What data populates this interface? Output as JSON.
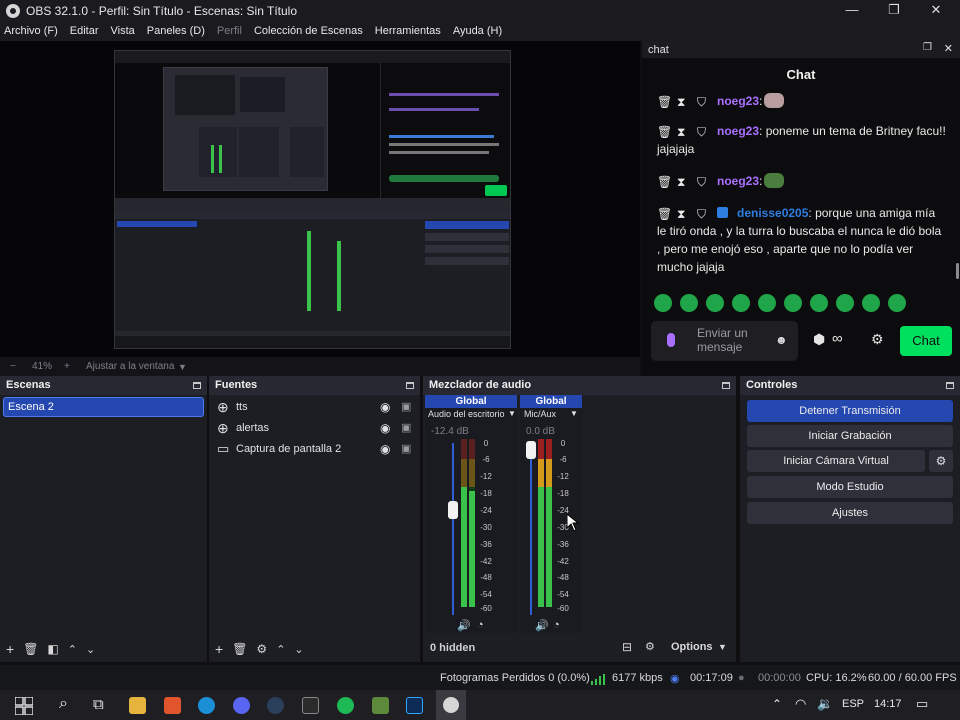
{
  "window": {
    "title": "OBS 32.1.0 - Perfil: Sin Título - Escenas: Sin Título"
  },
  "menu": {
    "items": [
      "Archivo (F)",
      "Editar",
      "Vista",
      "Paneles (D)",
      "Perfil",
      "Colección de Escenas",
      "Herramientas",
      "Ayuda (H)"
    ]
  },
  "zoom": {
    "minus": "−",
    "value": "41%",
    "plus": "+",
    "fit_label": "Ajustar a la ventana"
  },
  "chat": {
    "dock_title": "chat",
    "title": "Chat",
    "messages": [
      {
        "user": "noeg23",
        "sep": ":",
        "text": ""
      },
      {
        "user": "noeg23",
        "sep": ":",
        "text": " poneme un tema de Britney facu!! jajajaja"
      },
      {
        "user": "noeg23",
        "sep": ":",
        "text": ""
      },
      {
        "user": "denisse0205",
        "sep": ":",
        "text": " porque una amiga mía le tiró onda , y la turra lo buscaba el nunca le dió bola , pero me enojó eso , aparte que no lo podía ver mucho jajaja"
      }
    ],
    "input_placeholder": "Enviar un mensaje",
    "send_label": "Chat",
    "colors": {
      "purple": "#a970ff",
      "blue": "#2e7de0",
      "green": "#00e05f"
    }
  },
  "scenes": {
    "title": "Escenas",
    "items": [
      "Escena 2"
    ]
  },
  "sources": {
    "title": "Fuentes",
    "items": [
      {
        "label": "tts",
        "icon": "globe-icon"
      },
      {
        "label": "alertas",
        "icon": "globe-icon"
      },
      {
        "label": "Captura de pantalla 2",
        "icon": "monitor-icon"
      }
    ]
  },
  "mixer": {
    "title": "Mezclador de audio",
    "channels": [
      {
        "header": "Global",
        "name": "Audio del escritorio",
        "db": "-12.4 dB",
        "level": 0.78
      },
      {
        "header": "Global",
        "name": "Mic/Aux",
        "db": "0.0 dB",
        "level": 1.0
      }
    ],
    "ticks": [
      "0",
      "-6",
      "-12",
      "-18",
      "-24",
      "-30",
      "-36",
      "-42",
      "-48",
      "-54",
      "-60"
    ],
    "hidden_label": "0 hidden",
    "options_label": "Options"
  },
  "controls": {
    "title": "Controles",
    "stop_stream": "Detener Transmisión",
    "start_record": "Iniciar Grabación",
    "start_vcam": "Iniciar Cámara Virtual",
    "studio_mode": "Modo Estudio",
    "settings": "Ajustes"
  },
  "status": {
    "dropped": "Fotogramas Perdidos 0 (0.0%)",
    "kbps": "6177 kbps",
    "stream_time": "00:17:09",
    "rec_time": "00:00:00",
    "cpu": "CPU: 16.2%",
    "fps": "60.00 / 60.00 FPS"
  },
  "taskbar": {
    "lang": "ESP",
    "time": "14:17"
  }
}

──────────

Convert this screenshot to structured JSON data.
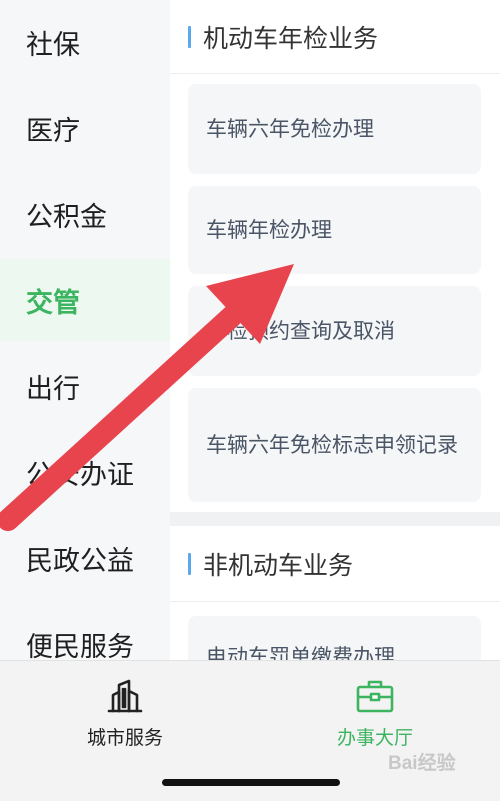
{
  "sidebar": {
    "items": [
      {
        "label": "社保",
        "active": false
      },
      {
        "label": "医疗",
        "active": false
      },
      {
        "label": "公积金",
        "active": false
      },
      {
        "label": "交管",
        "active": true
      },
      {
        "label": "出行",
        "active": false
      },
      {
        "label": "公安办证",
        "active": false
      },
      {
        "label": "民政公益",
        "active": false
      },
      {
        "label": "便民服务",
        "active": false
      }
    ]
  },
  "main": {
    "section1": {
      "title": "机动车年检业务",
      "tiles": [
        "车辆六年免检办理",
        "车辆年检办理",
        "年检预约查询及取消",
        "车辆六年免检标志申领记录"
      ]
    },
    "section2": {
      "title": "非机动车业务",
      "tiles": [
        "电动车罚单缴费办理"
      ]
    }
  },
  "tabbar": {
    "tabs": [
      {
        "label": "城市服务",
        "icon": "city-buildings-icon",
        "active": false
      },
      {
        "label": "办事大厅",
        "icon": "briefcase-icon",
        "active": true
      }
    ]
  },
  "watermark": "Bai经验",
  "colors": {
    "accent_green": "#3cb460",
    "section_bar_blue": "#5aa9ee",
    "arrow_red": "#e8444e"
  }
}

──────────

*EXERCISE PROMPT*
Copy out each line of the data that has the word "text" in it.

*SOLUTION FOR THIS EXERCISE*
        "text": ""
        "text": " poneme un tema de Britney facu!! jajajaja"
        "text": ""
        "text": " porque una amiga mía le tiró onda , y la turra lo buscaba el nunca le dió bola , pero me enojó eso , aparte que no lo podía ver mucho jajaja"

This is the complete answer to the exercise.